**WHAT YOU WILL DO:** Look for the string "placeholder" in the listing below, then copy every line that has it.

- - - - - - -

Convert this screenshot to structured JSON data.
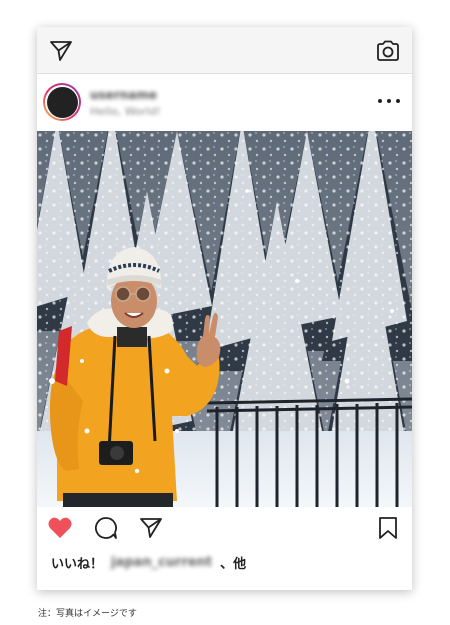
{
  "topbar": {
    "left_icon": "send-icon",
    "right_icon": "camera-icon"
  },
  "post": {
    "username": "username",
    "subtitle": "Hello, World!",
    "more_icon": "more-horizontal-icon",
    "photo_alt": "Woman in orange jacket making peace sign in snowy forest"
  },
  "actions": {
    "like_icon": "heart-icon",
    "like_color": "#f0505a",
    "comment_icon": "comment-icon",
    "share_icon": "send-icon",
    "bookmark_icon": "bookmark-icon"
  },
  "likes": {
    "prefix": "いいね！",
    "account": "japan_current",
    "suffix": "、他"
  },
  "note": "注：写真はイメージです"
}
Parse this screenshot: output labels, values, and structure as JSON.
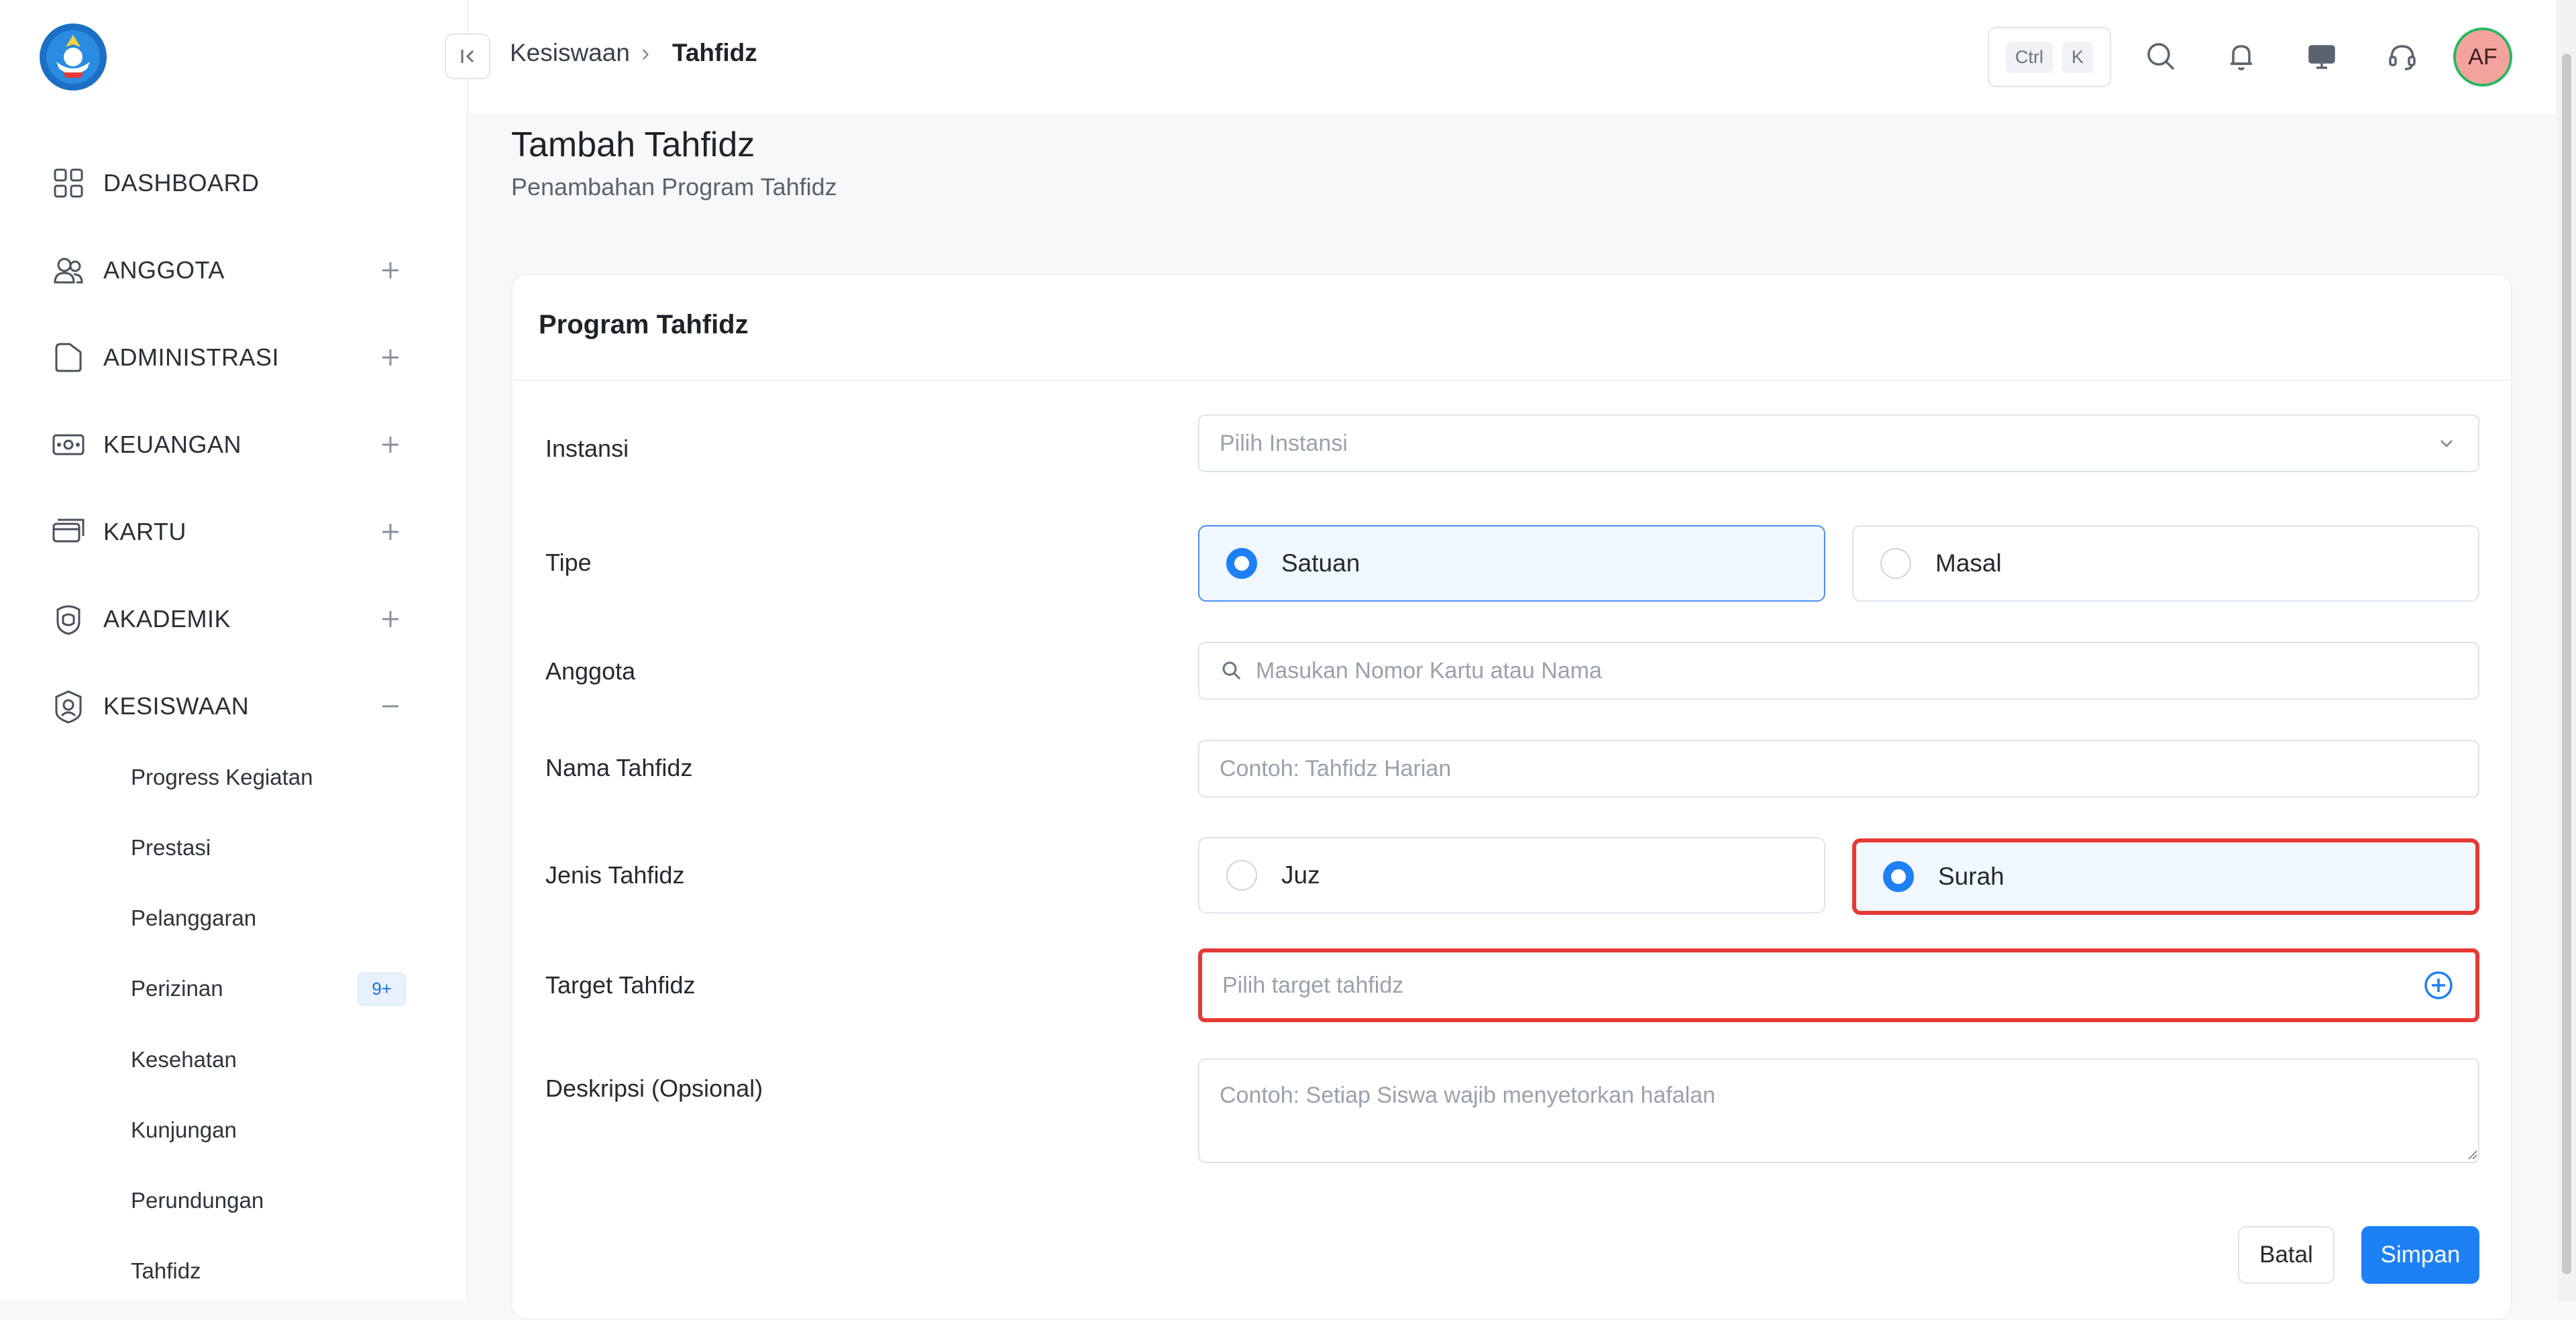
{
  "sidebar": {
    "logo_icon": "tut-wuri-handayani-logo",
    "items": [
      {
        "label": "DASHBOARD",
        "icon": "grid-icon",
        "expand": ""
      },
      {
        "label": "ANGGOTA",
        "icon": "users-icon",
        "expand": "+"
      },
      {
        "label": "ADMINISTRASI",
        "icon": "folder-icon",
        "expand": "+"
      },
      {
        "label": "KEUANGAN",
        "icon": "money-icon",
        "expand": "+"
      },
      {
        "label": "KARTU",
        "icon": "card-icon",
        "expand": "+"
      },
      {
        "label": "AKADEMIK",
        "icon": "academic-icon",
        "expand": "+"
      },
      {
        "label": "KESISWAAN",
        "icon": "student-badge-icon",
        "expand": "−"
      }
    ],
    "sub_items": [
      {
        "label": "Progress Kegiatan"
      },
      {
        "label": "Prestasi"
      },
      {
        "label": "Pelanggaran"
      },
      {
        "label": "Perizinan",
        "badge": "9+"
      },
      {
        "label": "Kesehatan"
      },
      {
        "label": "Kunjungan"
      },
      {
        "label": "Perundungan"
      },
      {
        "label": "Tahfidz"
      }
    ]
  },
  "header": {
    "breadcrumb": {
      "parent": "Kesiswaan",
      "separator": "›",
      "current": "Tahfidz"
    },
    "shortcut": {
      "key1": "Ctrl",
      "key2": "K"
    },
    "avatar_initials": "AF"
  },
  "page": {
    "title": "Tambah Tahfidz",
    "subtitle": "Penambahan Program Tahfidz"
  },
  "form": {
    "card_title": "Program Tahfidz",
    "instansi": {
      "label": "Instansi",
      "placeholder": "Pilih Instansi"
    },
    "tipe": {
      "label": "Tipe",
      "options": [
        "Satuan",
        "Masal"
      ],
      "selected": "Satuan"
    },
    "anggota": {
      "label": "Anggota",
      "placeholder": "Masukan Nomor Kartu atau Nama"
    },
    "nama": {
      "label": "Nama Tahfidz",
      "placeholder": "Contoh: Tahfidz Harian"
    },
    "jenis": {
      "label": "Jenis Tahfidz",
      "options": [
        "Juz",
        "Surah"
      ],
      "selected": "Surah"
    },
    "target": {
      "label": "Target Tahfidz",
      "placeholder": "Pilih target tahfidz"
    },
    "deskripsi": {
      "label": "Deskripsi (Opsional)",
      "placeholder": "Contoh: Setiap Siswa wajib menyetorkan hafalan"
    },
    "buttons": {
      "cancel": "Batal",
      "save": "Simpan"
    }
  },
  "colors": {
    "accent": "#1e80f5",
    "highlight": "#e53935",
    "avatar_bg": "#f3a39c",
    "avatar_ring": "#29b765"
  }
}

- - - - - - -

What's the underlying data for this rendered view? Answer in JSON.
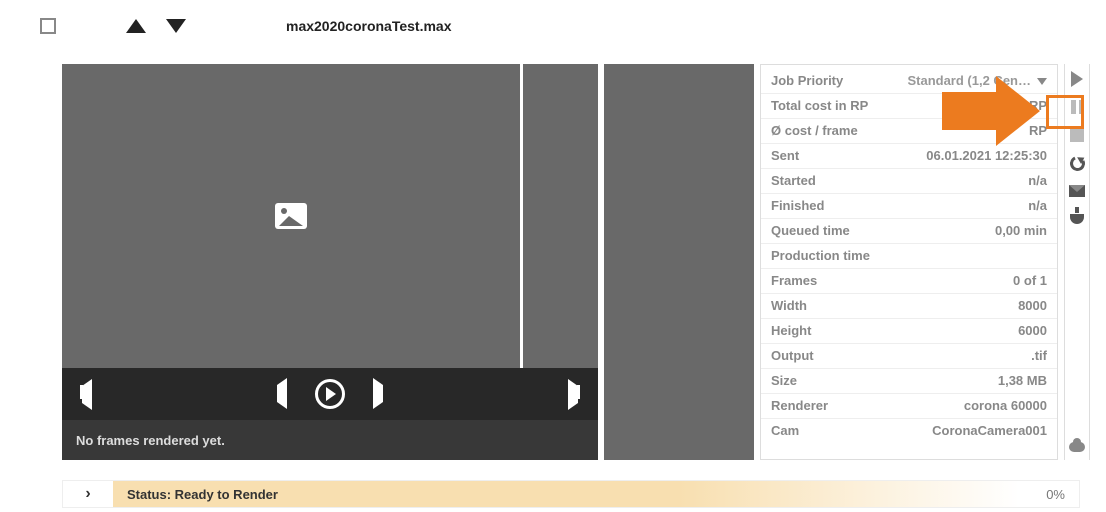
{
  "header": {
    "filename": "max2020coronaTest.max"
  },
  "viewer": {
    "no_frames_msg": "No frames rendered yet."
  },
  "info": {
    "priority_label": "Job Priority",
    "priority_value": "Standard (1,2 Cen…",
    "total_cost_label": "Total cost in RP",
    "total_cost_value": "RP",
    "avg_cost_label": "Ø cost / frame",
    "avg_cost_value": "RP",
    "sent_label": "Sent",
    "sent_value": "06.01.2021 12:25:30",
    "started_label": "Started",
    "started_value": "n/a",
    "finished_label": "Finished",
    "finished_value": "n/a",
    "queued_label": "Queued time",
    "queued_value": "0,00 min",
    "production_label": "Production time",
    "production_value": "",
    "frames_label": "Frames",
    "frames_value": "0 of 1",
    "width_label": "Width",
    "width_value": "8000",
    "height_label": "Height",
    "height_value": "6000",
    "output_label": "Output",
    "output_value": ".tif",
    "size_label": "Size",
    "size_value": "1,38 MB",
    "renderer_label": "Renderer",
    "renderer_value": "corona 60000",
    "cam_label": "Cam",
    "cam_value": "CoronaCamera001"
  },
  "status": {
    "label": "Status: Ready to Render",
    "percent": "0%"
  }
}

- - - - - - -

**TASK OUTPUT:**
      "placeholder": "Pilih Instansi"
      "placeholder": "Masukan Nomor Kartu atau Nama"
      "placeholder": "Contoh: Tahfidz Harian"
      "placeholder": "Pilih target tahfidz"
      "placeholder": "Contoh: Setiap Siswa wajib menyetorkan hafalan"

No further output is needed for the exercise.